Thousands of students around the world received a box of parts and a rule book on Saturday as the FIRST Robotics Competition held its official kickoff in Hampshire, at a charged event reminiscent of the opening day of spring training or Midnight Madness for college basketball. NY1's Tara Lynn Wagner filed the following report.
Those who are not hardwired into the world of competitive robotics might not realize the significance of the annual kickoff of the For Inspiration and Recognition of Science and Technology (FIRST) robotics competition in New Hampshire. But for the 58,000 students who participate in what organizers call the "Super Bowl of smarts," the Saturday kickoff ceremony at the Southern New Hampshire University had been a long-awaited moment.
"It's like Christmas all over again for us no one can sleep the night before. We're just anxious to see what it is," said one particpant.
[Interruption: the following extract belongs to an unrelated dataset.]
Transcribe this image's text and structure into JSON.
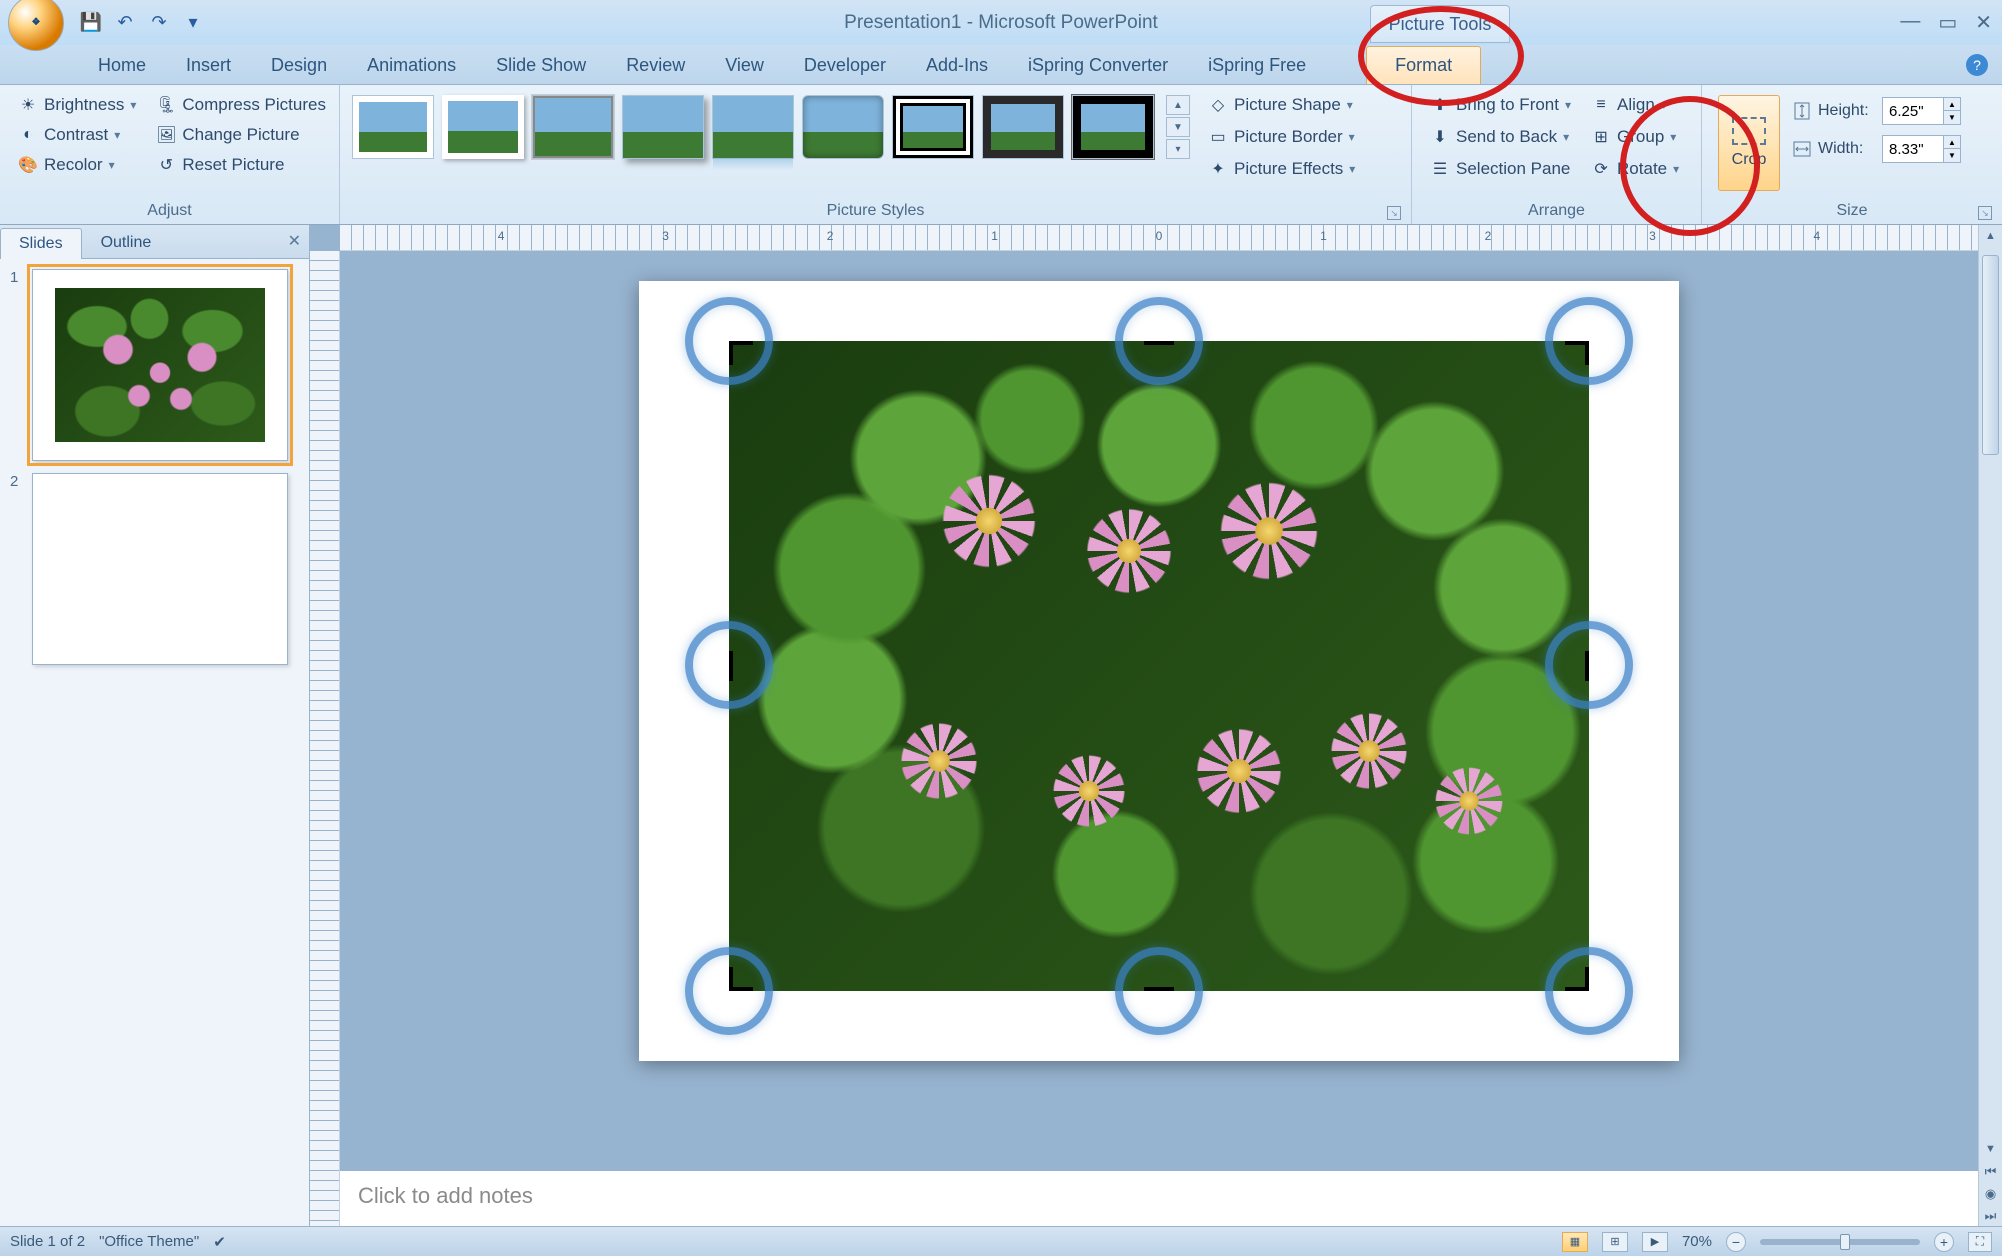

Students gathered at some 70 locations in the United States and beyond to watch a taped unveilling that included MVPs from all walks of life, including entertainer Stephen Colbert.
But only people in the auditorim of had the benefit of knowing an actual field was just behind the room's doors. With no peeking allowed, the morning was full of speculation as to what kind of sport the robots would play this year.
"We were kind of thinking it had something to do with tennis balls," said one participant.
"They might think it's a football game," said another.
It turned out this year's game is based on basketball. FIRST officials said they wanted something that would be instantly recognizable.
"We don't wnat to be just for geeks. We want to be for everybody, so we said this year let's make the game so visually, symbolicly like other sports, that everyone gets excited about it," said FIRST founder Dean Kamen.
Since technology is always changing, it is only logical the challenges should keep up. This year, for the first time ever, students will be "kinect-ed" to their bots in a whole new way.
In addition to a kit with more than 600 parts, each team received a Microsoft Kinect to incorporate into their robot design.
"You will be amazed. Probably by championship you will see full-court baskets and amazing shots from robots and a lot of offense and defense," said FIRST Robotics Director Bill Miller.
This is the 21st season for FIRST, which now includes 2,300 teams from 49 states and 12 countries. While the goal of the game may be to score baskets and rack up points, Kamen's hoop dreams are a little bigger, to change the culture of the country and inspire a whole generation of engineers and innovators.
"You get these kids psyched up about doing this kind of thing and the sky's the limit. They will solve the problems for the 21st century," said Kamen.
The FIRST national robotics championship will be held in April in St. Louis. For more information on the partnership of NY1 and parent company Time Warner Cable with the Connect A Million Minds initiative to highlight education through science, technology, engineering and math (STEM), visit www.connectamillionminds.com.